v3.jpgJoe did move out west, after surviving cancer, several moves, and other transitions. There he met his lovely lady and to their surprise, not long after came their little girl, Tula, perhaps one of the most light-spirited and joyful babies I have ever met. On becoming a father, Joe said,"It's so hard, but what a great gift to teach you about yourself. She's molding me into a completely different person." If you look at Joe's more recent works, (which I am in love with) (and which have also been showcased in Irwin's Neighborhood Bakery & Cafe in Seattle) there is a move away from the high contrast street-aesthetic and more into a sort of positive life-aesthetic. Where once he focused on decay (as quoted in the The TwAC interview), his newer works evoke a more spiritual, earthy element, like his Flame, Feather, Fin and Frond Series. I found the same sort of elements in the more muted tones he uses in his Diffusive works. It doesn't take an art historian to see that there is a different spirit in these newer paintings. I asked Joe if that was possibly inspired by becoming a father? He thought on it and admitted he suddenly had felt drawn to fire once his daughter was born. "I painted fire after Tula's birth- flames. But that's how I was thinking of her, like this bright star. I was given this flame through this creative self."
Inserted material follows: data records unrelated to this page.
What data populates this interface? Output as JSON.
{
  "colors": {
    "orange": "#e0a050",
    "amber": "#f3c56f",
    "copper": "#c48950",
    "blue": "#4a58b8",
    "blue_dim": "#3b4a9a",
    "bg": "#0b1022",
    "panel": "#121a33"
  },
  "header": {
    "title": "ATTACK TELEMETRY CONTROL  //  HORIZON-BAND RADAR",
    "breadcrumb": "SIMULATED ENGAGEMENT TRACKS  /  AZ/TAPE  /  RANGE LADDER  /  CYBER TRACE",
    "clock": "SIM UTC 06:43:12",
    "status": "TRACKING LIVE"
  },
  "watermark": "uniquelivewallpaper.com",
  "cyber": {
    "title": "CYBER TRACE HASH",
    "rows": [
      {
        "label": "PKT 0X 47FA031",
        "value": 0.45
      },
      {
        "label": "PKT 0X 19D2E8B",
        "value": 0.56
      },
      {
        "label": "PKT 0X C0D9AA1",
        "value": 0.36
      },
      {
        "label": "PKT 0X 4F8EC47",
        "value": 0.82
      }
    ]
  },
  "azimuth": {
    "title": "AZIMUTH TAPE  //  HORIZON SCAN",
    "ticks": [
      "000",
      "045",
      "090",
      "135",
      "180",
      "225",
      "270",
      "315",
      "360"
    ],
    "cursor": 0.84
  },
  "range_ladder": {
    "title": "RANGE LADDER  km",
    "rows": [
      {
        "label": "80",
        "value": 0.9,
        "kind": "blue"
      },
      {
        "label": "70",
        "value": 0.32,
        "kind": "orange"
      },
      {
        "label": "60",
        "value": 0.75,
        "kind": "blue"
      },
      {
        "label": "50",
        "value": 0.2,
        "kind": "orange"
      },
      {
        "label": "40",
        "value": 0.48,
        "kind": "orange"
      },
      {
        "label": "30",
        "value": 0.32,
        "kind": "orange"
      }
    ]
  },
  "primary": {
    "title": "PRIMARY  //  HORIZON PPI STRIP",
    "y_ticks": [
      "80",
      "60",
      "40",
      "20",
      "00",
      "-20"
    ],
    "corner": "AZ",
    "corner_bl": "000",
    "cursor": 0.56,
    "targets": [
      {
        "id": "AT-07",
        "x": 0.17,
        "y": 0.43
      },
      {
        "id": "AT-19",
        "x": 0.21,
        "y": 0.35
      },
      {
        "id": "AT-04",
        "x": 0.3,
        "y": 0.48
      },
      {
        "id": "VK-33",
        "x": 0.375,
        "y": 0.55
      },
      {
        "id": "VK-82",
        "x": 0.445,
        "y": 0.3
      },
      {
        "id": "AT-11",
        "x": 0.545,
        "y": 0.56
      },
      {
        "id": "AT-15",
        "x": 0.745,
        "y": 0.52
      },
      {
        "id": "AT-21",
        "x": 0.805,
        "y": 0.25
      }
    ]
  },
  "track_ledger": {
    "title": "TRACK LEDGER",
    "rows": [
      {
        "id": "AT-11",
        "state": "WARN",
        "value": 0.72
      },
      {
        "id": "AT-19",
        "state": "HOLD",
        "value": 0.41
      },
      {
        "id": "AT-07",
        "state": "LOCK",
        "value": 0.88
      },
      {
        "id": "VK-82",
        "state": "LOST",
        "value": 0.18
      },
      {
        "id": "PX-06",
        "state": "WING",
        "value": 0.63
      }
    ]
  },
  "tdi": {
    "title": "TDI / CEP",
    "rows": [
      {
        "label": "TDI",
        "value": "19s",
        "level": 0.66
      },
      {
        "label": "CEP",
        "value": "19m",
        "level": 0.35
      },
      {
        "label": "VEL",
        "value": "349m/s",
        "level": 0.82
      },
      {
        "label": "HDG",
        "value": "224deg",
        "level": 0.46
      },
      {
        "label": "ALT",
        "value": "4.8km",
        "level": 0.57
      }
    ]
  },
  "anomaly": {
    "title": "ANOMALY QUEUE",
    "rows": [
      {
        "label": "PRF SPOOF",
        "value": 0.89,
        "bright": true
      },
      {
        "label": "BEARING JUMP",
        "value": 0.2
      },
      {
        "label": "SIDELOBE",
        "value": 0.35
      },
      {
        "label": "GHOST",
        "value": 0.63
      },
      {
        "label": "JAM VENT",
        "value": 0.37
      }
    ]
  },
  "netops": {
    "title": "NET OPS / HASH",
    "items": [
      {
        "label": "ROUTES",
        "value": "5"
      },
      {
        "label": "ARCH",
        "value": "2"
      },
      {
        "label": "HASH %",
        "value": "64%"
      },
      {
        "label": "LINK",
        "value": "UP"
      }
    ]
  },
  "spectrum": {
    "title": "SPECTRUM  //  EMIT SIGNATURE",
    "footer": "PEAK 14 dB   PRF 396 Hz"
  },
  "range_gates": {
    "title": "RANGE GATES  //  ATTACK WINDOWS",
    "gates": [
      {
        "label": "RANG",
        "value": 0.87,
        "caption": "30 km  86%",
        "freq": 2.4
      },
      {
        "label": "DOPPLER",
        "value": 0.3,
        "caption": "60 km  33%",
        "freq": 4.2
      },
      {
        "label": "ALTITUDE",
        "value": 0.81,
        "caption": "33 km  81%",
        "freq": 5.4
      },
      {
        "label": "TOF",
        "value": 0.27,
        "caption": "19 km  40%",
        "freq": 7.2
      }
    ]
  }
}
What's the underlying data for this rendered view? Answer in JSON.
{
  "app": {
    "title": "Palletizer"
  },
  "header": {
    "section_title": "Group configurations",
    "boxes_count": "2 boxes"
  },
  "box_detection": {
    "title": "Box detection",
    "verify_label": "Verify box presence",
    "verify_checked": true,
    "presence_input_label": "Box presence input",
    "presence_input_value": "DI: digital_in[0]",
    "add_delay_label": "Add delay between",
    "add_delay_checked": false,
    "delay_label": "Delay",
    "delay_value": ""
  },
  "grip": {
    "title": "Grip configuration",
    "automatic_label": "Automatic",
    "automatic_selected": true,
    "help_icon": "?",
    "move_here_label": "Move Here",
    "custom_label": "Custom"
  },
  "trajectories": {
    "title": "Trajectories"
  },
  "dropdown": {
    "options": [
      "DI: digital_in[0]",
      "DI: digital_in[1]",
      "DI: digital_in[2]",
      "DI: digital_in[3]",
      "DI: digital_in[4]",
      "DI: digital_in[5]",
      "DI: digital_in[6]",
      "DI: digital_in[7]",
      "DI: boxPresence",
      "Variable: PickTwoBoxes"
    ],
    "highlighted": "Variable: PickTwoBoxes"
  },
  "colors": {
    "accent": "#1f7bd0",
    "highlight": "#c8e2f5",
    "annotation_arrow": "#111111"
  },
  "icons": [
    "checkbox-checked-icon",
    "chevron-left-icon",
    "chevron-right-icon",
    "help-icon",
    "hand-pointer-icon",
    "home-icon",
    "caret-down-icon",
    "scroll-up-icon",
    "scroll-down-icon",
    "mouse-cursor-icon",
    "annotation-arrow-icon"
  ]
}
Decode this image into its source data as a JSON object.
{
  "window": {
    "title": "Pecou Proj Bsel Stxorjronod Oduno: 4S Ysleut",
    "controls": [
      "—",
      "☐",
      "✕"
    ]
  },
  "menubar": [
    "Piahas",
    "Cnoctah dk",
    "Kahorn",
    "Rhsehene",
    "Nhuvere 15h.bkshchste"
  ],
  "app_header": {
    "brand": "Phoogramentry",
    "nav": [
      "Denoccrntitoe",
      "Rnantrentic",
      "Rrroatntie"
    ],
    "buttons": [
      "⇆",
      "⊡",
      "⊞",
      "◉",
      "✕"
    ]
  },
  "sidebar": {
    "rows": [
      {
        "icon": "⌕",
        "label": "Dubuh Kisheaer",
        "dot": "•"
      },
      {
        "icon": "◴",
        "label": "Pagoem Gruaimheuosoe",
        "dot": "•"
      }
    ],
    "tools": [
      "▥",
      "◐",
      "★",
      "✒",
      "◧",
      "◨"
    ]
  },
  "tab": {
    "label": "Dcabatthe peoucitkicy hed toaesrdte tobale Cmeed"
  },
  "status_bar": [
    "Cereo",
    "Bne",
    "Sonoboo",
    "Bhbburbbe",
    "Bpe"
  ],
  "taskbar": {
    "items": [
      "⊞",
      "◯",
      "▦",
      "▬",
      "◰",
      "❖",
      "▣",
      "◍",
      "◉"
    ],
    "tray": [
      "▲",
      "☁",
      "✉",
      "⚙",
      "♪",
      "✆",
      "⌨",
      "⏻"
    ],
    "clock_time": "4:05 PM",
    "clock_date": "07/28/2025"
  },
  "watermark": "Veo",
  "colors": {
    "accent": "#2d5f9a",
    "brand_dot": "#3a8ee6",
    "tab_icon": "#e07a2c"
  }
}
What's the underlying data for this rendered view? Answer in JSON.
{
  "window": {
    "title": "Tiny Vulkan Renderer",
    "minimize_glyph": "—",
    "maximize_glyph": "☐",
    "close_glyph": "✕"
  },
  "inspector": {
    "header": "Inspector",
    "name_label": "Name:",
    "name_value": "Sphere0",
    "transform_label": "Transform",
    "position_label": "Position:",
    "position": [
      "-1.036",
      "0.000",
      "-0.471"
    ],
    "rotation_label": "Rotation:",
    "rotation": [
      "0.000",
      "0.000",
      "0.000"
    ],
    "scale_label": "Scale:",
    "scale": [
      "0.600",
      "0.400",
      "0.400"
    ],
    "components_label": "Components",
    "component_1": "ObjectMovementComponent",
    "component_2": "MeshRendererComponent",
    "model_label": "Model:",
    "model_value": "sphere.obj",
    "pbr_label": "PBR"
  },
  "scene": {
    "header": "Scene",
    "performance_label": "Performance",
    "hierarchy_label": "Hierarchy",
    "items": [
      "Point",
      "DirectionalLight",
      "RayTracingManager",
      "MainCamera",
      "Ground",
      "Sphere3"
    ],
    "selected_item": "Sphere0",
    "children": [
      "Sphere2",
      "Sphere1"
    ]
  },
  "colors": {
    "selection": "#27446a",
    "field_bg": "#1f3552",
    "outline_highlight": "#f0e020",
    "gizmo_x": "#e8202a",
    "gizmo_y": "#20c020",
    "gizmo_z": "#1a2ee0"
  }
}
Did I mention that Mr. Valentine is also quiet an amazing musician? I know, swoon. But, hands off ladies (and some gentlemen) this one's taken. I've linked and included some of Joe's songs in this piece as well as his video on how he actually paints, because it is all a part of his process, his creative creed, the idea of transparency, honesty, and just going for it, creating from the gut!

Recently inspired by Joseph Campbell and Robert Frost, Joe has been on a journey of saying "yes" to life and you can see it in his art. There is a transformation happening with the addition of this new beating heart in his life. (Two, I should say) "It's about walking with your heart out," Joe said. "I am proud of what I do. I love the potential value art can hold. And I don't always think it's vein."

Perhaps what I loved about talking with Joe, is whenever I asked if something was "intended," he would throw that idea away, which further confirmed for me that he truly is an artist that just comes at his work from the gut. I can think of no better way to live as an artist and as a connective human being in this world.

Many thanks to Joe who took time out of his day to answer my questions while entertaining a cooing baby.

Robert Frost
Check out Joe's Website, where you can also purchases some of his pieces, at http://www.joevalentinearts.com/. Follow him on twitter @zephsauvage or shoot him an email at info@joevalentinearts.com. You can also check out some prints at Society 6. Then you can have your mind blown everyday!


Bill said...

this is my cousin joe and he fuckin rocks

Lindsey said...

Thanks for commenting, Bill. Joe absolutely fuckin rocks.